About this exercise |
Please copy each line of the listing that includes the string "Last".

□ □ □

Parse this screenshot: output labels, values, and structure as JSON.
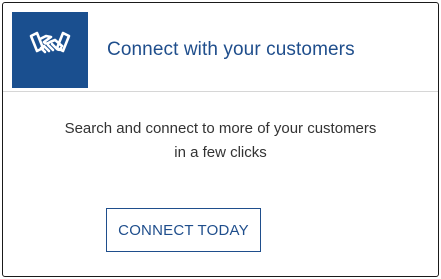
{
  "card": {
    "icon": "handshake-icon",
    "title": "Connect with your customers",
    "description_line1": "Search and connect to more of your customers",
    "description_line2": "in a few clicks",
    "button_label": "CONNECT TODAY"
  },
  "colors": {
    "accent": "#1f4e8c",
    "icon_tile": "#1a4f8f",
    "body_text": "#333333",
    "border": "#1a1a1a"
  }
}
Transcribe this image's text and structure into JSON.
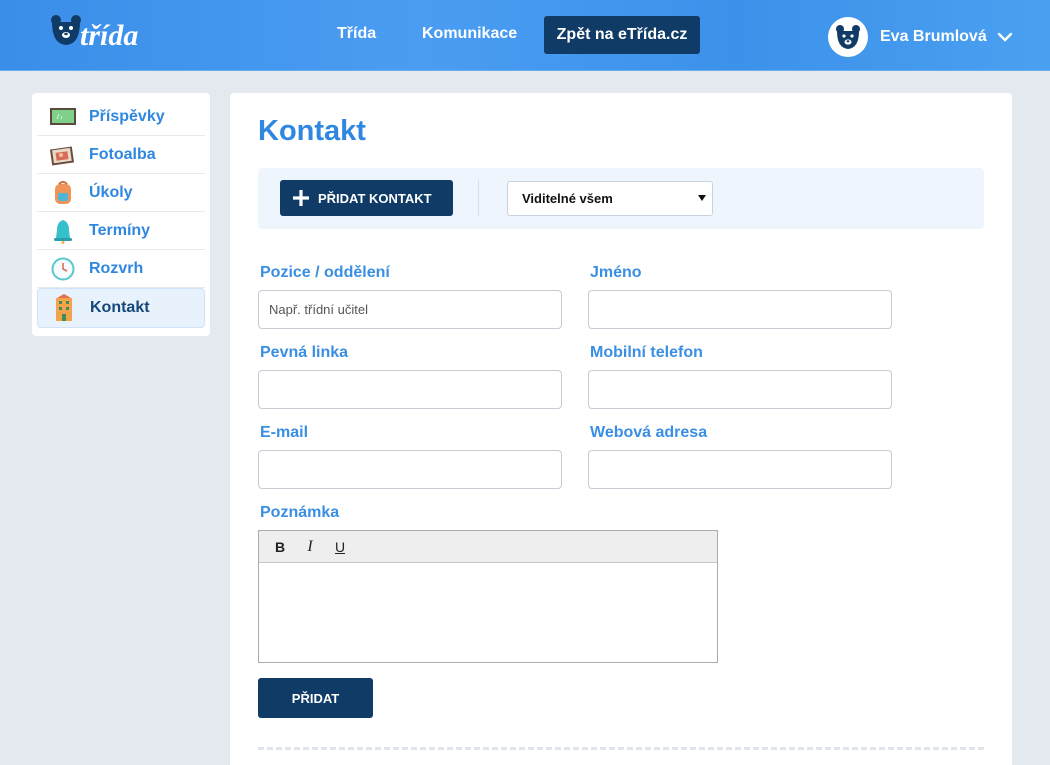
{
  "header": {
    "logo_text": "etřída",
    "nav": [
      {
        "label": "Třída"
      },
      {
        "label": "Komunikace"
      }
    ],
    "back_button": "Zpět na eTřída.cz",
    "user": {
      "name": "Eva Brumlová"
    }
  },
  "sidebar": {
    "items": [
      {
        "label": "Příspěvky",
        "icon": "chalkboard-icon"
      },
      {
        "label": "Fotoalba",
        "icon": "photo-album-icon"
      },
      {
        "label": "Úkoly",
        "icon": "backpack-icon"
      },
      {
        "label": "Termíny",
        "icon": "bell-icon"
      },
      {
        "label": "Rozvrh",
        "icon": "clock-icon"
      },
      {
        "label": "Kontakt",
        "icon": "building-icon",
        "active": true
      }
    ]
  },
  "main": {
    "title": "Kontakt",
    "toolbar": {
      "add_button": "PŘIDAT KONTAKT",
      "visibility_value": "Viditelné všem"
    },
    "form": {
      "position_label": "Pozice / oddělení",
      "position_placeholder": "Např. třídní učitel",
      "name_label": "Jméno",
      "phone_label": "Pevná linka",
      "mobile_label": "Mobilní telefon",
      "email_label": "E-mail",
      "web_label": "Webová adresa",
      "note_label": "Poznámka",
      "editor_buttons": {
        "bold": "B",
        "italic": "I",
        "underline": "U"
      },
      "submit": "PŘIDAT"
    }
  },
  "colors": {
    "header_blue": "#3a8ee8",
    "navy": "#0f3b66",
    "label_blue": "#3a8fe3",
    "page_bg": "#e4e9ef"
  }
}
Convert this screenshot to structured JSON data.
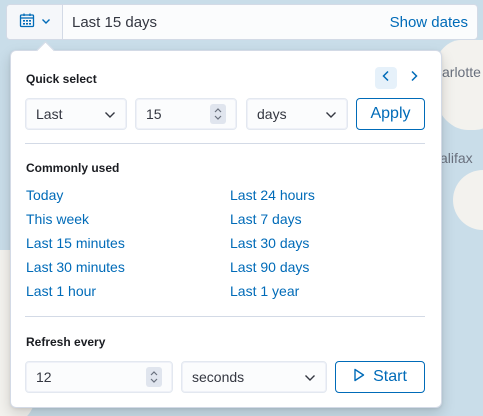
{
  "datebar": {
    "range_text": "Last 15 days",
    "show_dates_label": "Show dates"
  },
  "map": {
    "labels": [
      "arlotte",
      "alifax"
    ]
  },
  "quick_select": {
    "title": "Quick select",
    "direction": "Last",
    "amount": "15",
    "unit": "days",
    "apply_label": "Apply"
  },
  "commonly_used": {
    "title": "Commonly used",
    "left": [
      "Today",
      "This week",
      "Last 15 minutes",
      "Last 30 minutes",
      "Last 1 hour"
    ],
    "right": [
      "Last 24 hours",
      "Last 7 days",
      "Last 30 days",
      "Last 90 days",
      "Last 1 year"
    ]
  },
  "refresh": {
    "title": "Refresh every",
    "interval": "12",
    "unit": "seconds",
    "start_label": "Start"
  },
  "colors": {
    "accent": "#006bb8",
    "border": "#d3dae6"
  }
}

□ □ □

Task output |
    "range_text": "Last 15 days",
    "direction": "Last",
      "Last 15 minutes",
      "Last 30 minutes",
      "Last 1 hour"
      "Last 24 hours",
      "Last 7 days",
      "Last 30 days",
      "Last 90 days",
      "Last 1 year"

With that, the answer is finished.